Problem to solve> Quote every line below exactly as it reads.

Data provided>

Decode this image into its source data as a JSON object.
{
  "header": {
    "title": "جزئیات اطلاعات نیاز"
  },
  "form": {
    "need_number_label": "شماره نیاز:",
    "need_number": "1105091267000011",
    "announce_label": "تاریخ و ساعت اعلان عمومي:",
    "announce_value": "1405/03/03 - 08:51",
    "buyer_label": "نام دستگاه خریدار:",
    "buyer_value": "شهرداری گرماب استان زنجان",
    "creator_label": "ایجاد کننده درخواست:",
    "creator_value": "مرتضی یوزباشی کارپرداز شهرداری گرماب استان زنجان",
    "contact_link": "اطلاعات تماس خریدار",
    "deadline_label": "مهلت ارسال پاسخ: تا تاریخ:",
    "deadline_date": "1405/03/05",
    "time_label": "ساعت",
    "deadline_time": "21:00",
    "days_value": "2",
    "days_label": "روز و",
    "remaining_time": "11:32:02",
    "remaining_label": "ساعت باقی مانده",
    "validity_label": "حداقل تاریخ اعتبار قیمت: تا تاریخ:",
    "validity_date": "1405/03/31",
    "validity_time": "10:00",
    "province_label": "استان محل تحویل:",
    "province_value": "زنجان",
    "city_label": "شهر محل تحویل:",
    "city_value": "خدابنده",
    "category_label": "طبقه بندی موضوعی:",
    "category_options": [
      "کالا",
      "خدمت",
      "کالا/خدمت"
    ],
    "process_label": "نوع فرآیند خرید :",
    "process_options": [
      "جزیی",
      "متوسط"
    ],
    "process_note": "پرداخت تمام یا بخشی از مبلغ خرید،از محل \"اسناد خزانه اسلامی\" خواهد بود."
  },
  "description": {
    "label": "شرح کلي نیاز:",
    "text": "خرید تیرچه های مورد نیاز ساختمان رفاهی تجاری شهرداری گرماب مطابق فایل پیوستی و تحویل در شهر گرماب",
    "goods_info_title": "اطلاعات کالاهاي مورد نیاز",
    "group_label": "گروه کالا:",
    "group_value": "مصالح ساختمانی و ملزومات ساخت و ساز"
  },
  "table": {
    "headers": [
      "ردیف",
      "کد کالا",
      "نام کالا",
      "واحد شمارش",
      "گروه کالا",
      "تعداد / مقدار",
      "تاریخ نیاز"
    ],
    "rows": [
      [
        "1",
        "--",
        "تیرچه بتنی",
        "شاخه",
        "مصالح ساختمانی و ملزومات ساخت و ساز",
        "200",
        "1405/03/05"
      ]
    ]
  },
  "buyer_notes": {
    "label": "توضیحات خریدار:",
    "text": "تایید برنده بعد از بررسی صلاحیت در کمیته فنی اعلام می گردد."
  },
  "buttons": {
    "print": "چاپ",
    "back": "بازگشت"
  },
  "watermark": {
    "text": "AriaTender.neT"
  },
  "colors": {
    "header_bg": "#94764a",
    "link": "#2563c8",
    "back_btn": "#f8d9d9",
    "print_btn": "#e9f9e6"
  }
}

Task response>
Decode this image into its source data as a JSON object.
{
  "header": {
    "title": "جزئیات اطلاعات نیاز"
  },
  "form": {
    "need_number_label": "شماره نیاز:",
    "need_number": "1105091267000011",
    "announce_label": "تاریخ و ساعت اعلان عمومي:",
    "announce_value": "1405/03/03 - 08:51",
    "buyer_label": "نام دستگاه خریدار:",
    "buyer_value": "شهرداری گرماب استان زنجان",
    "creator_label": "ایجاد کننده درخواست:",
    "creator_value": "مرتضی یوزباشی کارپرداز شهرداری گرماب استان زنجان",
    "contact_link": "اطلاعات تماس خریدار",
    "deadline_label": "مهلت ارسال پاسخ: تا تاریخ:",
    "deadline_date": "1405/03/05",
    "time_label": "ساعت",
    "deadline_time": "21:00",
    "days_value": "2",
    "days_label": "روز و",
    "remaining_time": "11:32:02",
    "remaining_label": "ساعت باقی مانده",
    "validity_label": "حداقل تاریخ اعتبار قیمت: تا تاریخ:",
    "validity_date": "1405/03/31",
    "validity_time": "10:00",
    "province_label": "استان محل تحویل:",
    "province_value": "زنجان",
    "city_label": "شهر محل تحویل:",
    "city_value": "خدابنده",
    "category_label": "طبقه بندی موضوعی:",
    "category_options": [
      "کالا",
      "خدمت",
      "کالا/خدمت"
    ],
    "process_label": "نوع فرآیند خرید :",
    "process_options": [
      "جزیی",
      "متوسط"
    ],
    "process_note": "پرداخت تمام یا بخشی از مبلغ خرید،از محل \"اسناد خزانه اسلامی\" خواهد بود."
  },
  "description": {
    "label": "شرح کلي نیاز:",
    "text": "خرید تیرچه های مورد نیاز ساختمان رفاهی تجاری شهرداری گرماب مطابق فایل پیوستی و تحویل در شهر گرماب",
    "goods_info_title": "اطلاعات کالاهاي مورد نیاز",
    "group_label": "گروه کالا:",
    "group_value": "مصالح ساختمانی و ملزومات ساخت و ساز"
  },
  "table": {
    "headers": [
      "ردیف",
      "کد کالا",
      "نام کالا",
      "واحد شمارش",
      "گروه کالا",
      "تعداد / مقدار",
      "تاریخ نیاز"
    ],
    "rows": [
      [
        "1",
        "--",
        "تیرچه بتنی",
        "شاخه",
        "مصالح ساختمانی و ملزومات ساخت و ساز",
        "200",
        "1405/03/05"
      ]
    ]
  },
  "buyer_notes": {
    "label": "توضیحات خریدار:",
    "text": "تایید برنده بعد از بررسی صلاحیت در کمیته فنی اعلام می گردد."
  },
  "buttons": {
    "print": "چاپ",
    "back": "بازگشت"
  },
  "watermark": {
    "text": "AriaTender.neT"
  },
  "colors": {
    "header_bg": "#94764a",
    "link": "#2563c8",
    "back_btn": "#f8d9d9",
    "print_btn": "#e9f9e6"
  }
}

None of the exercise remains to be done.